*Input*
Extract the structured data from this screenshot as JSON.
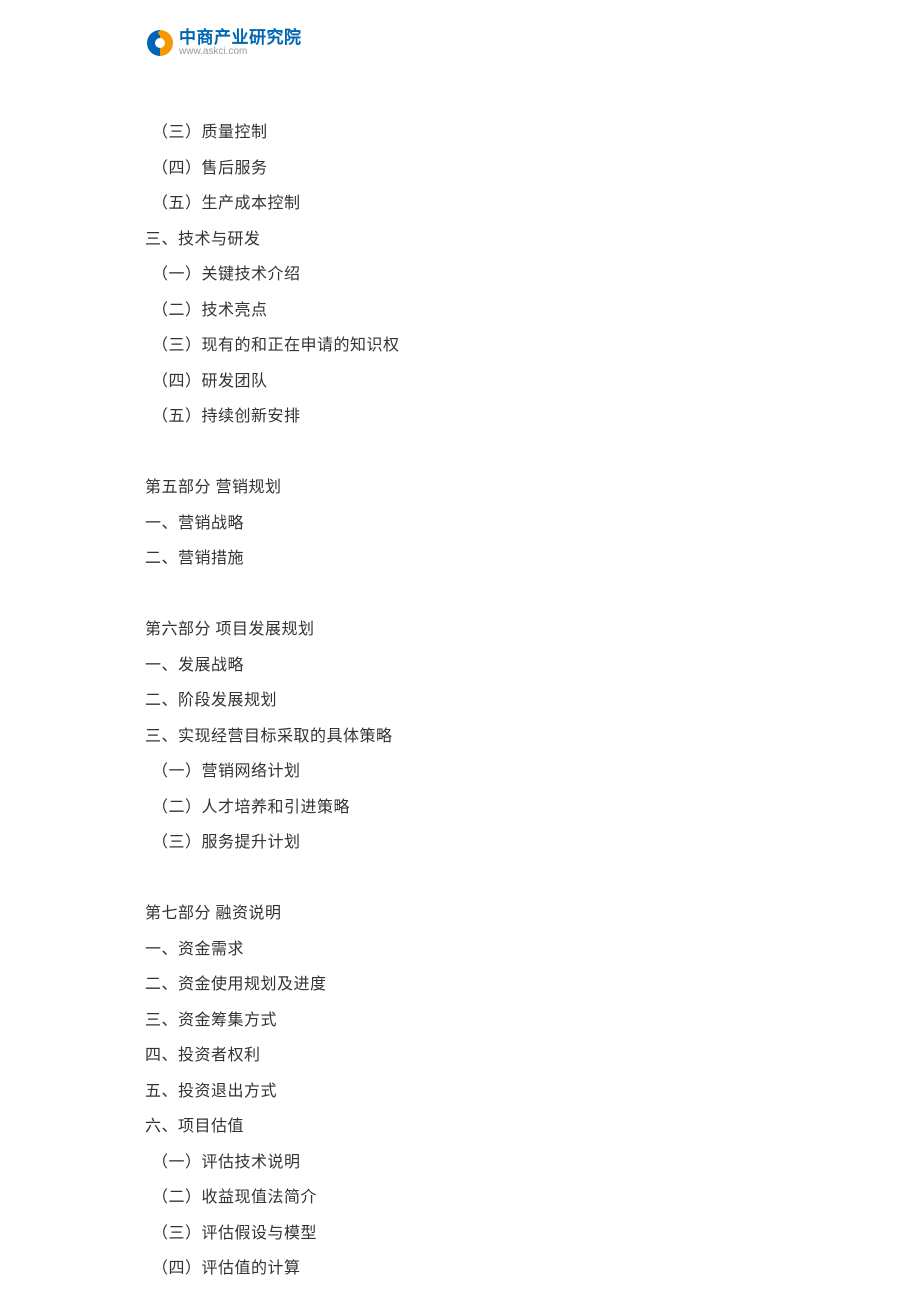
{
  "logo": {
    "title": "中商产业研究院",
    "url": "www.askci.com"
  },
  "lines": [
    {
      "text": "（三）质量控制",
      "sub": true
    },
    {
      "text": "（四）售后服务",
      "sub": true
    },
    {
      "text": "（五）生产成本控制",
      "sub": true
    },
    {
      "text": "三、技术与研发",
      "sub": false
    },
    {
      "text": "（一）关键技术介绍",
      "sub": true
    },
    {
      "text": "（二）技术亮点",
      "sub": true
    },
    {
      "text": "（三）现有的和正在申请的知识权",
      "sub": true
    },
    {
      "text": "（四）研发团队",
      "sub": true
    },
    {
      "text": "（五）持续创新安排",
      "sub": true
    },
    {
      "spacer": true
    },
    {
      "text": "第五部分  营销规划",
      "sub": false
    },
    {
      "text": "一、营销战略",
      "sub": false
    },
    {
      "text": "二、营销措施",
      "sub": false
    },
    {
      "spacer": true
    },
    {
      "text": "第六部分  项目发展规划",
      "sub": false
    },
    {
      "text": "一、发展战略",
      "sub": false
    },
    {
      "text": "二、阶段发展规划",
      "sub": false
    },
    {
      "text": "三、实现经营目标采取的具体策略",
      "sub": false
    },
    {
      "text": "（一）营销网络计划",
      "sub": true
    },
    {
      "text": "（二）人才培养和引进策略",
      "sub": true
    },
    {
      "text": "（三）服务提升计划",
      "sub": true
    },
    {
      "spacer": true
    },
    {
      "text": "第七部分  融资说明",
      "sub": false
    },
    {
      "text": "一、资金需求",
      "sub": false
    },
    {
      "text": "二、资金使用规划及进度",
      "sub": false
    },
    {
      "text": "三、资金筹集方式",
      "sub": false
    },
    {
      "text": "四、投资者权利",
      "sub": false
    },
    {
      "text": "五、投资退出方式",
      "sub": false
    },
    {
      "text": "六、项目估值",
      "sub": false
    },
    {
      "text": "（一）评估技术说明",
      "sub": true
    },
    {
      "text": "（二）收益现值法简介",
      "sub": true
    },
    {
      "text": "（三）评估假设与模型",
      "sub": true
    },
    {
      "text": "（四）评估值的计算",
      "sub": true
    }
  ]
}
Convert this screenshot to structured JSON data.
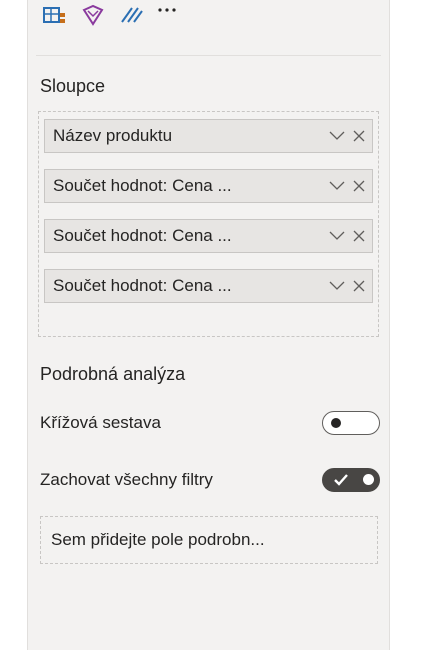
{
  "columns_section": {
    "title": "Sloupce",
    "fields": [
      {
        "label": "Název produktu"
      },
      {
        "label": "Součet hodnot: Cena ..."
      },
      {
        "label": "Součet hodnot: Cena ..."
      },
      {
        "label": "Součet hodnot: Cena ..."
      }
    ]
  },
  "drillthrough": {
    "title": "Podrobná analýza",
    "cross_report": {
      "label": "Křížová sestava",
      "state": "off"
    },
    "keep_all_filters": {
      "label": "Zachovat všechny filtry",
      "state": "on"
    },
    "drop_placeholder": "Sem přidejte pole podrobn..."
  },
  "viz_icons": [
    "matrix-visual-icon",
    "custom-visual-icon",
    "format-icon",
    "more-options-icon"
  ],
  "colors": {
    "panel": "#f3f2f1",
    "accent": "#c66f1b",
    "toggle_on": "#484644"
  }
}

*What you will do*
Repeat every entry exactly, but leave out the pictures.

*Exercise output*
Extract the structured data from this screenshot as JSON.
{
  "logo": {
    "title": "中商产业研究院",
    "url": "www.askci.com"
  },
  "lines": [
    {
      "text": "（三）质量控制",
      "sub": true
    },
    {
      "text": "（四）售后服务",
      "sub": true
    },
    {
      "text": "（五）生产成本控制",
      "sub": true
    },
    {
      "text": "三、技术与研发",
      "sub": false
    },
    {
      "text": "（一）关键技术介绍",
      "sub": true
    },
    {
      "text": "（二）技术亮点",
      "sub": true
    },
    {
      "text": "（三）现有的和正在申请的知识权",
      "sub": true
    },
    {
      "text": "（四）研发团队",
      "sub": true
    },
    {
      "text": "（五）持续创新安排",
      "sub": true
    },
    {
      "spacer": true
    },
    {
      "text": "第五部分  营销规划",
      "sub": false
    },
    {
      "text": "一、营销战略",
      "sub": false
    },
    {
      "text": "二、营销措施",
      "sub": false
    },
    {
      "spacer": true
    },
    {
      "text": "第六部分  项目发展规划",
      "sub": false
    },
    {
      "text": "一、发展战略",
      "sub": false
    },
    {
      "text": "二、阶段发展规划",
      "sub": false
    },
    {
      "text": "三、实现经营目标采取的具体策略",
      "sub": false
    },
    {
      "text": "（一）营销网络计划",
      "sub": true
    },
    {
      "text": "（二）人才培养和引进策略",
      "sub": true
    },
    {
      "text": "（三）服务提升计划",
      "sub": true
    },
    {
      "spacer": true
    },
    {
      "text": "第七部分  融资说明",
      "sub": false
    },
    {
      "text": "一、资金需求",
      "sub": false
    },
    {
      "text": "二、资金使用规划及进度",
      "sub": false
    },
    {
      "text": "三、资金筹集方式",
      "sub": false
    },
    {
      "text": "四、投资者权利",
      "sub": false
    },
    {
      "text": "五、投资退出方式",
      "sub": false
    },
    {
      "text": "六、项目估值",
      "sub": false
    },
    {
      "text": "（一）评估技术说明",
      "sub": true
    },
    {
      "text": "（二）收益现值法简介",
      "sub": true
    },
    {
      "text": "（三）评估假设与模型",
      "sub": true
    },
    {
      "text": "（四）评估值的计算",
      "sub": true
    }
  ]
}
Convert this screenshot to structured JSON data.
{
  "columns_section": {
    "title": "Sloupce",
    "fields": [
      {
        "label": "Název produktu"
      },
      {
        "label": "Součet hodnot: Cena ..."
      },
      {
        "label": "Součet hodnot: Cena ..."
      },
      {
        "label": "Součet hodnot: Cena ..."
      }
    ]
  },
  "drillthrough": {
    "title": "Podrobná analýza",
    "cross_report": {
      "label": "Křížová sestava",
      "state": "off"
    },
    "keep_all_filters": {
      "label": "Zachovat všechny filtry",
      "state": "on"
    },
    "drop_placeholder": "Sem přidejte pole podrobn..."
  },
  "viz_icons": [
    "matrix-visual-icon",
    "custom-visual-icon",
    "format-icon",
    "more-options-icon"
  ],
  "colors": {
    "panel": "#f3f2f1",
    "accent": "#c66f1b",
    "toggle_on": "#484644"
  }
}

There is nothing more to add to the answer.